The Office of Inspector General (OIG) tied home health agencies and physician as both liable in violating the Federal anti-kickback statute when agencies paid, and physicians received payment for home health referrals.
Here's what the OIG's alert, published Wednesday, June 22, 2016 says:
Alert: Improper Arrangements and Conduct Involving Home Health Agencies and Physicians
Recent investigations and Office of Inspector General (OIG) studies have found that home health services are vulnerable to fraud, waste, and abuse. The Federal government is stepping up its enforcement efforts in this area. In the past year, the Federal government has obtained criminal convictions and reached civil settlements with several home health agencies (HHAs), individual physicians, and heads of home-visiting physician companies that defrauded Medicare by, among other conduct, making (or accepting) payments for patient referrals, falsely certifying patients as homebound, and billing for medically unnecessary services or for services that were not rendered.
The government alleged that HHAs violated the Federal anti-kickback statute1 by paying physicians, either directly or indirectly, in return for their referrals of Medicare beneficiaries to the HHAs for home health services. The government also alleged that the physicians violated the Federal anti-kickback statute by soliciting or receiving payments, either directly or indirectly, from the HHAs in return for referring Medicare beneficiaries to the HHAs. In some instances, these payments were disguised as compensation arrangements for services provided, such as payments purportedly for serving as the medical director of an HHA.
HHAs and physicians that wish to enter into compensation arrangements for services provided must ensure that those arrangements and the payments under them are fair market value and commercially reasonable in the absence of Federal health care program referrals. Although many compensation arrangements are legitimate, a compensation arrangement may violate the Federal anti-kickback statute if even one purpose of the arrangement is to compensate a physician for his or her past or future referrals of Federal health care program business. Payments made (or received) to induce (or in return for) referrals, or for arranging for referrals, potentially raise a number of concerns, including corruption of medical judgment, patient steering, overutilization, increased costs to Federal health care programs, and unfair competition.
In addition to the alleged Federal anti-kickback statute violations, the government alleged that HHAs, physicians, and heads of home-visiting physician companies violated other Federal laws, including the health care fraud statute2 and the statute prohibiting false statements relating to health care matters.3 For example, the government alleged that HHAs billed Medicare for medically unnecessary nursing services provided to patients who were not confined to the home, and that the home-visiting physician companies upcoded patient visits (i.e., billed at a level higher than warranted) and billed for care plan oversight services that were not actually rendered. The government also alleged that the physicians falsely certified patients as confined to the home when they were not actually homebound. In OIG’s experience, the physicians participating in these schemes typically were not the Medicare beneficiaries’ primary care physicians, who often were unaware that their patients were receiving home health services. These types of fraudulent activities result in substantial additional costs to Federal health care programs.
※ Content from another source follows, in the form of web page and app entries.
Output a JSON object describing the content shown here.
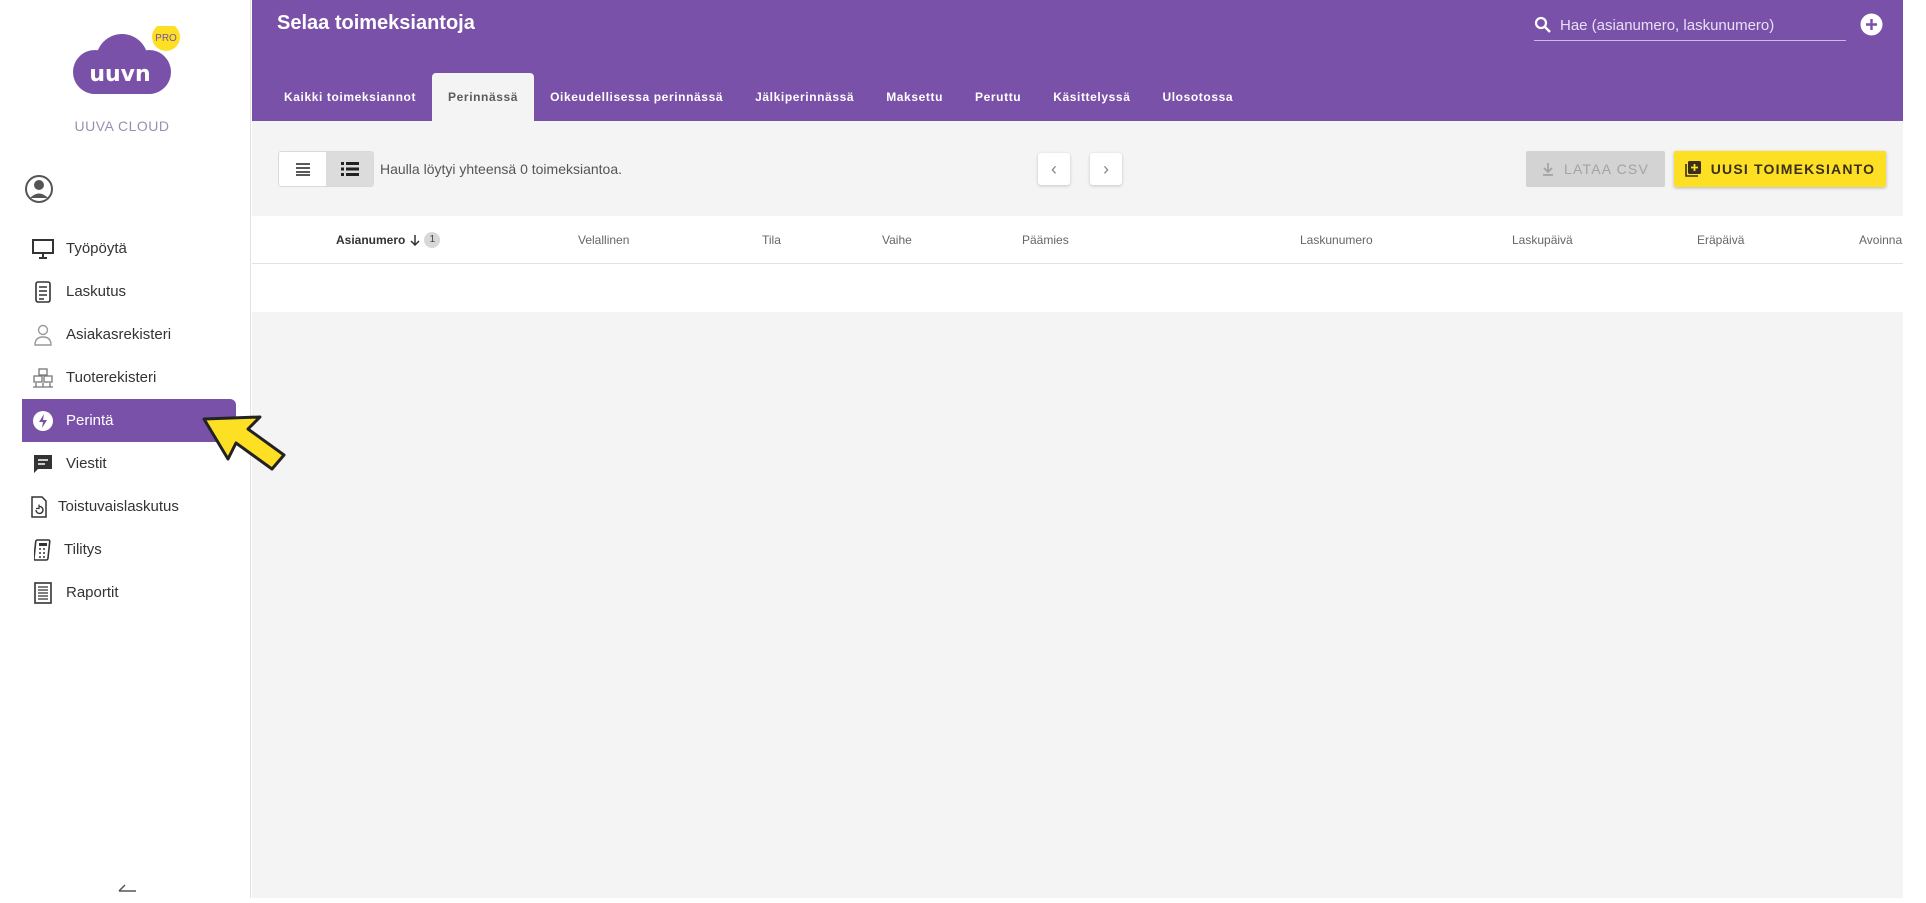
{
  "brand": {
    "logo_text": "uuvn",
    "badge": "PRO",
    "name": "UUVA CLOUD"
  },
  "sidebar": {
    "items": [
      {
        "label": "Työpöytä",
        "icon": "monitor-icon",
        "active": false
      },
      {
        "label": "Laskutus",
        "icon": "invoice-icon",
        "active": false
      },
      {
        "label": "Asiakasrekisteri",
        "icon": "person-icon",
        "active": false
      },
      {
        "label": "Tuoterekisteri",
        "icon": "product-stack-icon",
        "active": false
      },
      {
        "label": "Perintä",
        "icon": "lightning-circle-icon",
        "active": true
      },
      {
        "label": "Viestit",
        "icon": "message-icon",
        "active": false
      },
      {
        "label": "Toistuvaislaskutus",
        "icon": "recurring-document-icon",
        "active": false
      },
      {
        "label": "Tilitys",
        "icon": "calculator-icon",
        "active": false
      },
      {
        "label": "Raportit",
        "icon": "report-icon",
        "active": false
      }
    ]
  },
  "header": {
    "title": "Selaa toimeksiantoja",
    "search_placeholder": "Hae (asianumero, laskunumero)",
    "tabs": [
      {
        "label": "Kaikki toimeksiannot",
        "active": false
      },
      {
        "label": "Perinnässä",
        "active": true
      },
      {
        "label": "Oikeudellisessa perinnässä",
        "active": false
      },
      {
        "label": "Jälkiperinnässä",
        "active": false
      },
      {
        "label": "Maksettu",
        "active": false
      },
      {
        "label": "Peruttu",
        "active": false
      },
      {
        "label": "Käsittelyssä",
        "active": false
      },
      {
        "label": "Ulosotossa",
        "active": false
      }
    ]
  },
  "toolbar": {
    "result_text": "Haulla löytyi yhteensä 0 toimeksiantoa.",
    "csv_label": "LATAA CSV",
    "new_label": "UUSI TOIMEKSIANTO",
    "prev_glyph": "‹",
    "next_glyph": "›"
  },
  "table": {
    "columns": [
      "Asianumero",
      "Velallinen",
      "Tila",
      "Vaihe",
      "Päämies",
      "Laskunumero",
      "Laskupäivä",
      "Eräpäivä",
      "Avoinna"
    ],
    "sort_column": "Asianumero",
    "sort_badge": "1",
    "rows": []
  },
  "colors": {
    "primary": "#7951a8",
    "accent_yellow": "#fde023",
    "background": "#f4f4f4"
  }
}
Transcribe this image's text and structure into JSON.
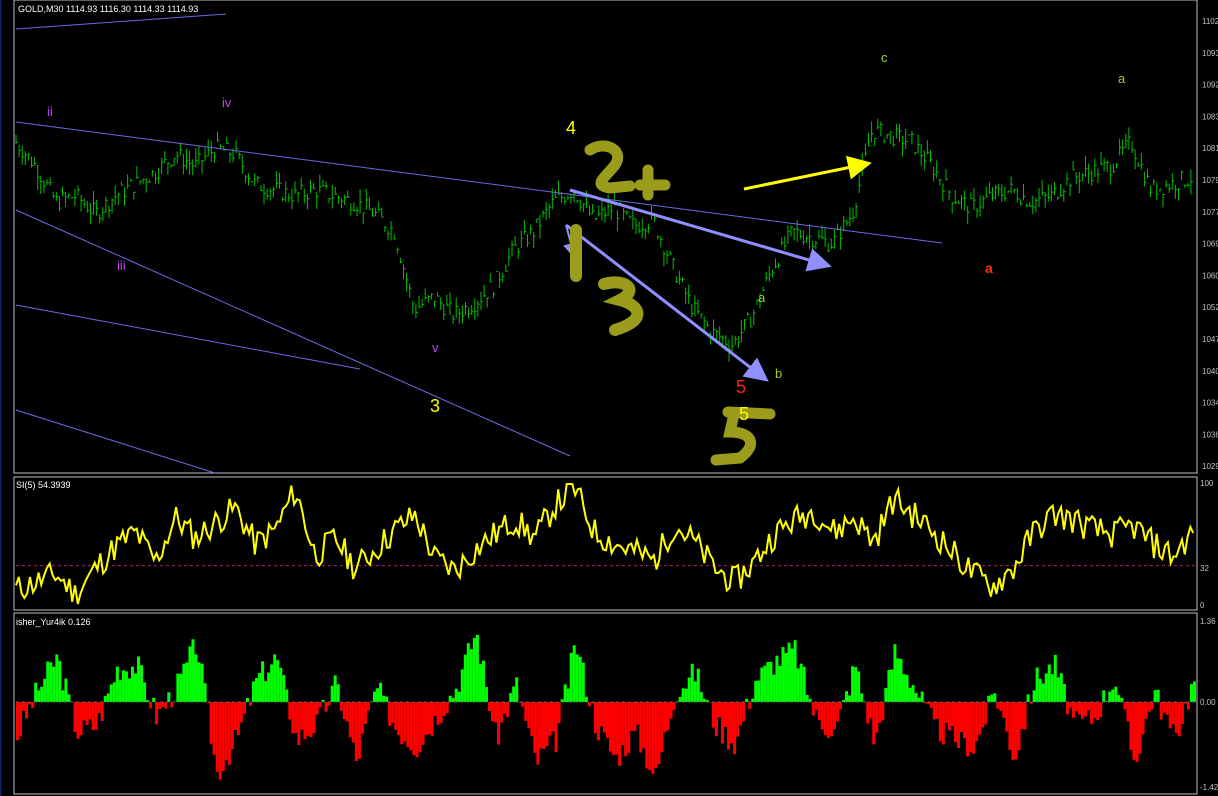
{
  "main_panel": {
    "header": "GOLD,M30  1114.93 1116.30 1114.33 1114.93",
    "price_axis": [
      "1102",
      "1093",
      "1092",
      "1083",
      "1081",
      "1079",
      "1077",
      "1069",
      "1060",
      "1052",
      "1047",
      "1040",
      "1034",
      "1036",
      "1029"
    ],
    "wave_labels": [
      {
        "text": "ii",
        "color": "#c040ff"
      },
      {
        "text": "iv",
        "color": "#c040ff"
      },
      {
        "text": "iii",
        "color": "#c040ff"
      },
      {
        "text": "v",
        "color": "#c040ff"
      },
      {
        "text": "3",
        "color": "#ffff00"
      },
      {
        "text": "4",
        "color": "#ffff00"
      },
      {
        "text": "5",
        "color": "#ff2020"
      },
      {
        "text": "5",
        "color": "#ffff00"
      },
      {
        "text": "a",
        "color": "#9acd32"
      },
      {
        "text": "b",
        "color": "#9acd32"
      },
      {
        "text": "c",
        "color": "#9acd32"
      },
      {
        "text": "a",
        "color": "#9acd32"
      },
      {
        "text": "a",
        "color": "#ff3010"
      }
    ]
  },
  "si_panel": {
    "header": "SI(5) 54.3939",
    "axis": [
      "100",
      "32",
      "0"
    ]
  },
  "fisher_panel": {
    "header": "isher_Yur4ik 0.126",
    "axis": [
      "1.36",
      "0.00",
      "-1.42"
    ]
  },
  "colors": {
    "background": "#000000",
    "price_bars": "#00c000",
    "trendlines": "#6a6ae6",
    "si_line": "#ffff00",
    "fisher_positive": "#00ff00",
    "fisher_negative": "#ff0000",
    "annotation_arrow": "#ffff00",
    "blue_arrows": "#8f8fff",
    "scribble": "#9b9b1c"
  },
  "chart_data": [
    {
      "type": "ohlc",
      "series": [
        {
          "name": "GOLD,M30",
          "x": [
            0,
            20,
            40,
            60,
            80,
            100,
            120,
            140,
            160,
            180,
            200,
            220,
            240,
            260,
            280,
            300,
            320,
            340,
            360,
            380,
            400,
            420,
            440,
            460,
            480,
            500,
            520,
            540,
            560,
            580,
            600,
            620,
            640,
            660,
            680,
            700,
            720,
            740,
            760,
            780,
            800,
            820,
            840,
            860,
            880,
            900,
            920,
            940,
            960,
            980,
            1000,
            1020,
            1040,
            1060,
            1080,
            1100,
            1120,
            1140,
            1160,
            1180
          ],
          "close": [
            1081,
            1077,
            1071,
            1072,
            1069,
            1072,
            1074,
            1076,
            1079,
            1077,
            1080,
            1079,
            1074,
            1073,
            1072,
            1073,
            1072,
            1071,
            1069,
            1066,
            1053,
            1055,
            1052,
            1054,
            1057,
            1063,
            1066,
            1071,
            1073,
            1068,
            1070,
            1067,
            1068,
            1060,
            1053,
            1049,
            1047,
            1052,
            1060,
            1066,
            1065,
            1064,
            1069,
            1083,
            1082,
            1081,
            1077,
            1072,
            1070,
            1072,
            1073,
            1071,
            1072,
            1075,
            1076,
            1077,
            1081,
            1073,
            1074,
            1075
          ]
        }
      ]
    },
    {
      "type": "line",
      "series": [
        {
          "name": "SI(5)",
          "values": [
            12,
            18,
            25,
            8,
            30,
            48,
            60,
            35,
            72,
            55,
            68,
            80,
            50,
            62,
            95,
            40,
            55,
            30,
            45,
            62,
            74,
            38,
            28,
            45,
            58,
            70,
            55,
            82,
            96,
            60,
            50,
            44,
            36,
            66,
            52,
            30,
            18,
            35,
            58,
            70,
            78,
            60,
            72,
            52,
            88,
            74,
            60,
            42,
            25,
            15,
            30,
            60,
            75,
            70,
            62,
            58,
            65,
            50,
            40,
            60
          ]
        }
      ],
      "ylim": [
        0,
        100
      ]
    },
    {
      "type": "bar",
      "series": [
        {
          "name": "Fisher_Yur4ik",
          "values": [
            -0.45,
            0.15,
            0.6,
            -0.4,
            -0.3,
            0.45,
            0.5,
            -0.2,
            0.2,
            0.8,
            -0.95,
            -0.5,
            0.3,
            0.6,
            -0.5,
            -0.3,
            0.25,
            -0.8,
            0.2,
            -0.35,
            -0.6,
            -0.2,
            0.2,
            0.95,
            -0.5,
            0.25,
            -0.8,
            -0.5,
            0.8,
            -0.3,
            -0.75,
            -0.4,
            -1.0,
            0.15,
            0.4,
            -0.3,
            -0.55,
            0.3,
            0.55,
            0.7,
            -0.2,
            -0.4,
            0.5,
            -0.55,
            0.7,
            0.2,
            -0.35,
            -0.5,
            -0.6,
            0.15,
            -0.75,
            0.3,
            0.5,
            -0.3,
            -0.2,
            0.35,
            -0.8,
            0.15,
            -0.5,
            0.3
          ]
        }
      ],
      "ylim": [
        -1.42,
        1.36
      ]
    }
  ]
}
HHAs must ensure that Medicare beneficiaries who receive home health services are confined to the home and require these services.4 OIG encourages HHAs and physicians to carefully evaluate the terms of any compensation arrangements they may have with each other, and to ensure that the home health services provided to Medicare beneficiaries are both reasonable and necessary.
Those individuals and entities that commit fraud involving Federal health care programs are subject to possible criminal, civil, and administrative sanctions. For more information on HHAs, see http://oig.hhs.gov/reports-and-publications/portfolio/home-health/.
If you have information about HHAs, physicians, or others engaging in any of the activities described above, contact the OIG Hotline at https://forms.oig.hhs.gov/hotlineoperations/ or by telephone at 1-800-447-8477 (1-800-HHS-TIPS).
1 42 U.S.C. § 1320a-7b(b).
2 18 U.S.C. § 1347.
3 18 U.S.C. § 1035.
4 A more complete description of the conditions that must be satisfied before Medicare will pay for home health services may be found in the Medicare Benefit Policy Manual, Chapter 7, Section 30, available at: https://www.cms.gov/Regulations-and- Guidance/Guidance/Manuals/downloads/bp102c07.pdf, which sets forth the Centers for Medicare & Medicaid Services’ policy regarding the implementation of sections 1814(a)(2)(C) and 1835(a)(2)(A) of the Social Security Act (42 U.S.C. §§ 1395f(a)(2)(C) and 1395n(a)(2)(A)).